Elaine narrowed her blue eyes and reached for the phone. “Don’t pick up.”
“He didn’t pick up your calls,” Elaine emphasized the last word. “So you shouldn’t pick up his. Give him a taste of his disgusting poison.”
“It doesn’t work like that,” she repeated. “Maybe he was busy.”
She sighed, tossing the phone in Avery’s direction. “Do as you please girlfriend. Just remember who your real friend is.”
The silent one.
The stranger turned friend.
At one point, you didn’t know he or she even existed. But over time, you get to know them. What more could you possibly ask for?
The friend turned stranger.
The most tragic one of all. Once you were close. Now you’re not.
The awesome, fantastic, most perfect person in the world.
I don’t think I need to elaborate further.
- You learn a lot.
- You meet new people.
- You are a better writer.
- You travel to different worlds.
- You become more empathetic.
- You can be my best and only friend.
I came up with these 5 lessons not long after I began blogging. But I never got around to editing the draft to my liking. Until now.
Look at that I created a draft for this post a little over two years ago.
Time truly flies by.
So what did I learn?
How to write well.
And forgive myself whenever I didn’t write so well. People get better.

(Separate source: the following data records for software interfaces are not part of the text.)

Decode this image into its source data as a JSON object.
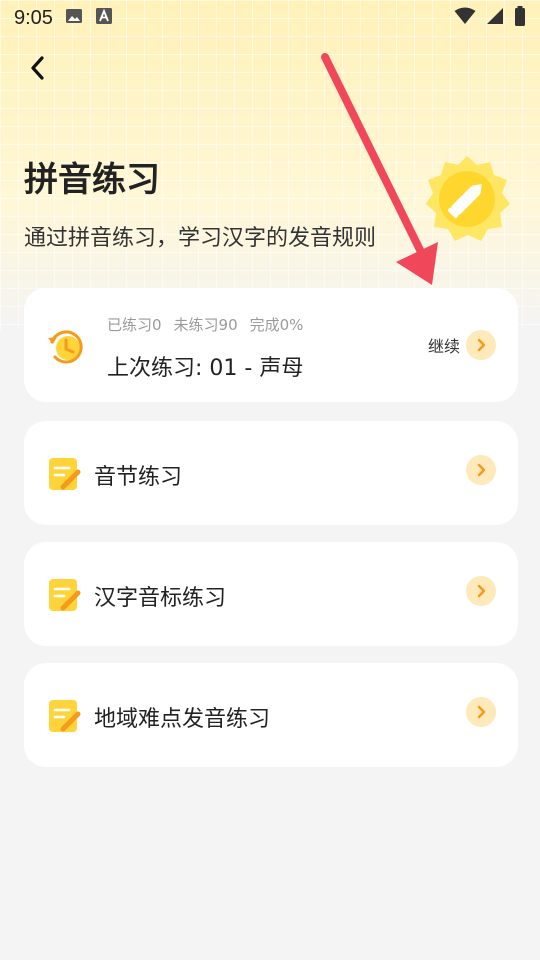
{
  "status_bar": {
    "time": "9:05",
    "icons": [
      "image-icon",
      "font-icon",
      "wifi-icon",
      "signal-icon",
      "battery-icon"
    ]
  },
  "header": {
    "back_icon": "chevron-left-icon",
    "title": "拼音练习",
    "subtitle": "通过拼音练习，学习汉字的发音规则",
    "badge_icon": "pencil-badge-icon"
  },
  "progress_card": {
    "icon": "history-clock-icon",
    "stats": {
      "practiced": "已练习0",
      "unpracticed": "未练习90",
      "completion": "完成0%"
    },
    "last_practice": "上次练习: 01 - 声母",
    "continue_label": "继续"
  },
  "items": [
    {
      "label": "音节练习",
      "icon": "note-edit-icon"
    },
    {
      "label": "汉字音标练习",
      "icon": "note-edit-icon"
    },
    {
      "label": "地域难点发音练习",
      "icon": "note-edit-icon"
    }
  ],
  "colors": {
    "accent_yellow": "#ffd43a",
    "accent_orange": "#f59a1b",
    "chevron_bg": "#fde9b9",
    "annotation_arrow": "#f0475a"
  }
}
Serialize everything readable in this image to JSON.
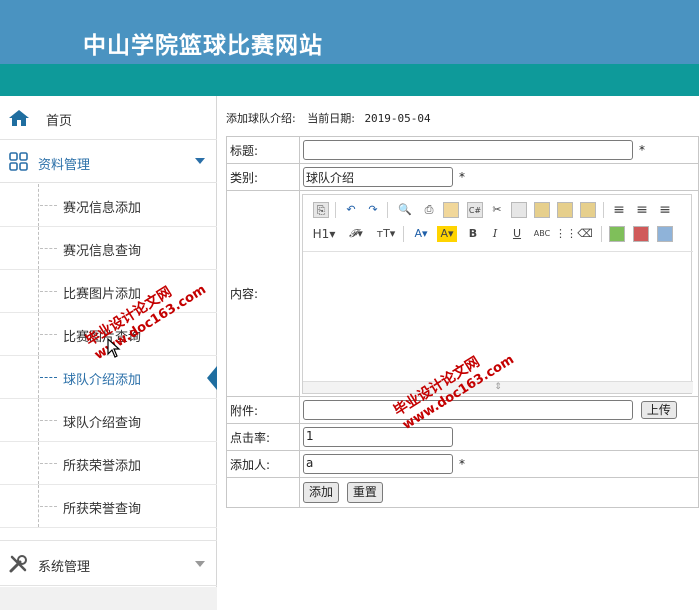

Writers are no different. Improvement is what I strive for.
How to beat writer’s block.
Or whatever you want to call it when words don’t flow right out of your fingertips onto the keyboard.
How to keep blogging.
Momentum does wonders for your motivation.
How to be a good friend.
At the very least, how to be someone people respect, even just a little.
How to act responsibly.
Character is king. It trumps a lot in life.
If I listed everything blogging has taught me, this post would be as long as a book.
Maybe I should write a book. Come to think of it, I’m doing exactly that this November.
No matter what you’re doing (or not doing) next month, I wish you all the very best. I will continue to send you good vibes!
Happy National Poetry Day! Here’s a hastily composed poem I wrote on the bus.
A foreign language sounds familiar again
An old friend summons a strange mystery
Passed time really can’t be retrieved
Even though new memories begin to squeeze in
Don’t let me down. Or yourself. Go compose, compose, compose.
I should have mentioned that the theme is light.
What? You know I’m horrible with following themes or rules in general.